• _ASSIGNMENT_:
Please copy every line with the string "Total" from the entries below.

• _ENTRIES SUPPLIED_:

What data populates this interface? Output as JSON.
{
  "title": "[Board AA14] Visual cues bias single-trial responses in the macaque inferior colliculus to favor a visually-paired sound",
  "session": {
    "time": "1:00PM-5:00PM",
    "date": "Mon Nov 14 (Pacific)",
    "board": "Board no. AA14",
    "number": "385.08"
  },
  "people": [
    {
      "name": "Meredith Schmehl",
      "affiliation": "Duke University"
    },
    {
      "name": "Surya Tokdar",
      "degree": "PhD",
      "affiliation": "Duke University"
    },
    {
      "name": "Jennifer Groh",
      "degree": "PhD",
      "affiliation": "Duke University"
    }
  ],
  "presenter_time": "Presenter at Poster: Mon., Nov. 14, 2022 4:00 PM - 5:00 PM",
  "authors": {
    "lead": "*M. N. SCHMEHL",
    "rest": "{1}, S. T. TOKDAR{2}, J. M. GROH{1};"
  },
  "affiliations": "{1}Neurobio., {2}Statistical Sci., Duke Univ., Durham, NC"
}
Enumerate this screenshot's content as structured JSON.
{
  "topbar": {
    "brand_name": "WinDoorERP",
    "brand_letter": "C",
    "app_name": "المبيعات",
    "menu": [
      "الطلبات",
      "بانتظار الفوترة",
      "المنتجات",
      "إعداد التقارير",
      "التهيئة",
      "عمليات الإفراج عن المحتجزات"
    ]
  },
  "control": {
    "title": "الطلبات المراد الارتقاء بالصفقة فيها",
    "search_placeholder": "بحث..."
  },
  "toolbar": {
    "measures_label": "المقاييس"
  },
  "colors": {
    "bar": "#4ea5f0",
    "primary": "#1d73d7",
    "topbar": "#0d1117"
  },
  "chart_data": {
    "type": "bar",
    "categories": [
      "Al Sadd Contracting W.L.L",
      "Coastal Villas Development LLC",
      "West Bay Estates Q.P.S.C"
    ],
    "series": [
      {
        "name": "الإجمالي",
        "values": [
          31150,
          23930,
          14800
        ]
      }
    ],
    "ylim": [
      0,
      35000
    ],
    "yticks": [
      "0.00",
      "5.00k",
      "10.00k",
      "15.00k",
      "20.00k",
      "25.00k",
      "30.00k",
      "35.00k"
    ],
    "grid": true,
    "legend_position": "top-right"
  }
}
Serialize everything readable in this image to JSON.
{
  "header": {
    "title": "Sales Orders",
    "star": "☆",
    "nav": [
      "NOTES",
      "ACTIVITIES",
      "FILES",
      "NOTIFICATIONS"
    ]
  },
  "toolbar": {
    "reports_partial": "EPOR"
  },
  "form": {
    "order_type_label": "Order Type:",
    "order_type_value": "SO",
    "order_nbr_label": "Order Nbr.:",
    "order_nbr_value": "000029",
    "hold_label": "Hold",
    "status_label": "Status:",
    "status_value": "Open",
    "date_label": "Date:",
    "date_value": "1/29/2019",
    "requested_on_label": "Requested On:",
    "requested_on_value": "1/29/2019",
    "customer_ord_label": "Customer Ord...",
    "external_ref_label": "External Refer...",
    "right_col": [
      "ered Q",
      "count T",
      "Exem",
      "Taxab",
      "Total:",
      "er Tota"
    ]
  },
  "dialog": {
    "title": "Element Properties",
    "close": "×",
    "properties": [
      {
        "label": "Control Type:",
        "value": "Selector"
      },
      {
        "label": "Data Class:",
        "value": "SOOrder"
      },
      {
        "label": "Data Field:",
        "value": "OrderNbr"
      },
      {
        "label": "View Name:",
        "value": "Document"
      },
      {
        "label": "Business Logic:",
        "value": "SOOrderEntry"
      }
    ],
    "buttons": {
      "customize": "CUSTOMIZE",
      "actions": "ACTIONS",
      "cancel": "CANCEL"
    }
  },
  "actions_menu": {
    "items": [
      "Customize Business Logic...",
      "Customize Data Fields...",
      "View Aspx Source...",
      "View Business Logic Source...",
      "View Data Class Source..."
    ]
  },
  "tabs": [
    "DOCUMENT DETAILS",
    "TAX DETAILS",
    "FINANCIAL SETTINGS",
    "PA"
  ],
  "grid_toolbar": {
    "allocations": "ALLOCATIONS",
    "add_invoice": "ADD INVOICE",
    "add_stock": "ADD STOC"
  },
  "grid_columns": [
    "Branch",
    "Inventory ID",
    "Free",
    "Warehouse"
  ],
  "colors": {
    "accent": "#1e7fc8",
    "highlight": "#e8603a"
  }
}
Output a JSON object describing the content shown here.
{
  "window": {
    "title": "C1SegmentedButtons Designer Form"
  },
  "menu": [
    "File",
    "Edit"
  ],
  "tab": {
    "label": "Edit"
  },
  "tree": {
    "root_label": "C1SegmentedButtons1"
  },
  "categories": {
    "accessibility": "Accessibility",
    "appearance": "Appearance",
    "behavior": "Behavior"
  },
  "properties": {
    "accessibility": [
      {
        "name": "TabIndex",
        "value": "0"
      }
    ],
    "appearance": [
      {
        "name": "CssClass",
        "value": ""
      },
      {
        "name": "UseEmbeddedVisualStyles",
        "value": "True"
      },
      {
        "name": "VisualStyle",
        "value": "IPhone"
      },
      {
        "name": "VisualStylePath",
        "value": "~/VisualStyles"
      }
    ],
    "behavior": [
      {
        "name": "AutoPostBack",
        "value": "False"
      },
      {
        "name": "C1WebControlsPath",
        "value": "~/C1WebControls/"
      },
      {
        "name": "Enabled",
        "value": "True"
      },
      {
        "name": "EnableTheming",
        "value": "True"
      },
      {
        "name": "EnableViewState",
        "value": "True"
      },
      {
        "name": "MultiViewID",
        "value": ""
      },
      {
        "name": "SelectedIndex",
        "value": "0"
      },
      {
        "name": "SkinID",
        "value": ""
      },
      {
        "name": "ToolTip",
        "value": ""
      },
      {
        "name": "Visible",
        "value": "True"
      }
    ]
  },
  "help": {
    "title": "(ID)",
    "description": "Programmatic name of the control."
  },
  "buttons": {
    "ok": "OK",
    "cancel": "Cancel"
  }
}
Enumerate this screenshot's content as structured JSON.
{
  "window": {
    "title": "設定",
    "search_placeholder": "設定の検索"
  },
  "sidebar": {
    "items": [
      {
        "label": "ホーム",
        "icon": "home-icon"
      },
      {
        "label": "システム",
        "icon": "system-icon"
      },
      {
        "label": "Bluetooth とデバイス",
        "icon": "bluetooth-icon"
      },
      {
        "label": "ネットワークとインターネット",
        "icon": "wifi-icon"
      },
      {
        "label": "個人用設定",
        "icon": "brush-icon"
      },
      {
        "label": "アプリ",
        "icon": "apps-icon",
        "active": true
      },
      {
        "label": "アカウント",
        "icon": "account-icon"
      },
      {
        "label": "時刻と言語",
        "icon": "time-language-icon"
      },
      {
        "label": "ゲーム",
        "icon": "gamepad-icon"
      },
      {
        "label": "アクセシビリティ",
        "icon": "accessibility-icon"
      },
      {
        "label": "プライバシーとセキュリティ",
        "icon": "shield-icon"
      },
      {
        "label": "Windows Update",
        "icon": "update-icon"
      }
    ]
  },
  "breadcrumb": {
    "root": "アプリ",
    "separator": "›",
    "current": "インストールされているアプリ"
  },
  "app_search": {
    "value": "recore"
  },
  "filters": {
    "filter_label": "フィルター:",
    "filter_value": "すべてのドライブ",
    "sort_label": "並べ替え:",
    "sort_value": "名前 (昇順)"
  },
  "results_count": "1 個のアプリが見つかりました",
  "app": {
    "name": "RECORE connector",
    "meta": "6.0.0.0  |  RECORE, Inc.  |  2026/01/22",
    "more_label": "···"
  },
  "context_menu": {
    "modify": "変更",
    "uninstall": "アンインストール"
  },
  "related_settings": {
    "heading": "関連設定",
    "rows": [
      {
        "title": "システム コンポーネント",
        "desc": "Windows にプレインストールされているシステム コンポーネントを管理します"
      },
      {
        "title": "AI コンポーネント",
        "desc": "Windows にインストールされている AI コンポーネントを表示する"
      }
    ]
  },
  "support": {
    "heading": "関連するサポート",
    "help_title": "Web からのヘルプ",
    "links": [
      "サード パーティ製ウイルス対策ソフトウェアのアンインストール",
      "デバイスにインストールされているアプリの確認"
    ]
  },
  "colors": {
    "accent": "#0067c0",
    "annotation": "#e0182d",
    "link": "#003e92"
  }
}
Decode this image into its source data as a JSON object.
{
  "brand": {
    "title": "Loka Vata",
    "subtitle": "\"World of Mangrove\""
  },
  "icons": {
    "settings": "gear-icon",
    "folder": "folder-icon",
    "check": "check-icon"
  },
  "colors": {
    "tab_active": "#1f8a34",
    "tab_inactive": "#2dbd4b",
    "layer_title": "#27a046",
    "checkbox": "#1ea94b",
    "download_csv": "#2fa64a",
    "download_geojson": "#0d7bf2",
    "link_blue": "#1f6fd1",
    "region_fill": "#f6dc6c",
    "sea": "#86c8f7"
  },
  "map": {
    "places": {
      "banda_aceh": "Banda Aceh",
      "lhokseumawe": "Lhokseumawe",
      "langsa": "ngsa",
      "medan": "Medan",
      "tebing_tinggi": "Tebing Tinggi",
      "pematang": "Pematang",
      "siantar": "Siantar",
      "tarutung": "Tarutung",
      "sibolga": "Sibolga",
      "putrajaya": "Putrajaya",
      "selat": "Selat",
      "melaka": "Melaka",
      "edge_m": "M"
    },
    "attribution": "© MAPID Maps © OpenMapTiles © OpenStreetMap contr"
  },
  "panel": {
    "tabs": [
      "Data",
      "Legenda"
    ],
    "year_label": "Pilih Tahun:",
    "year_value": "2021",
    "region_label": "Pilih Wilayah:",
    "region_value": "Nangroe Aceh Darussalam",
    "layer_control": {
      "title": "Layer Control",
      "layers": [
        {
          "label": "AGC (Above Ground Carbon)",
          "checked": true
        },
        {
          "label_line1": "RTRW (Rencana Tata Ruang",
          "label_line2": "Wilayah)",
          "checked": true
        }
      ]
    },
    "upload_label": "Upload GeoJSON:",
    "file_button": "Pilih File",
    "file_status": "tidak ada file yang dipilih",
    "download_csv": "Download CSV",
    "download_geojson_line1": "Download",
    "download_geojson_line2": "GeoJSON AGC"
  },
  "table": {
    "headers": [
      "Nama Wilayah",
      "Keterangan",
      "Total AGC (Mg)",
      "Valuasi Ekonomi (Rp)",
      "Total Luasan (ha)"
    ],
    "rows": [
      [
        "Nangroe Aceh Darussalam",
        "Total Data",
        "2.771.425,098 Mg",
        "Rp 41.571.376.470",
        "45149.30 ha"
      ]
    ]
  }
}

• _OUTPUT OF THE EXERCISE_:
      "Total:",
      "Total AGC (Mg)",
      "Total Luasan (ha)"
        "Total Data",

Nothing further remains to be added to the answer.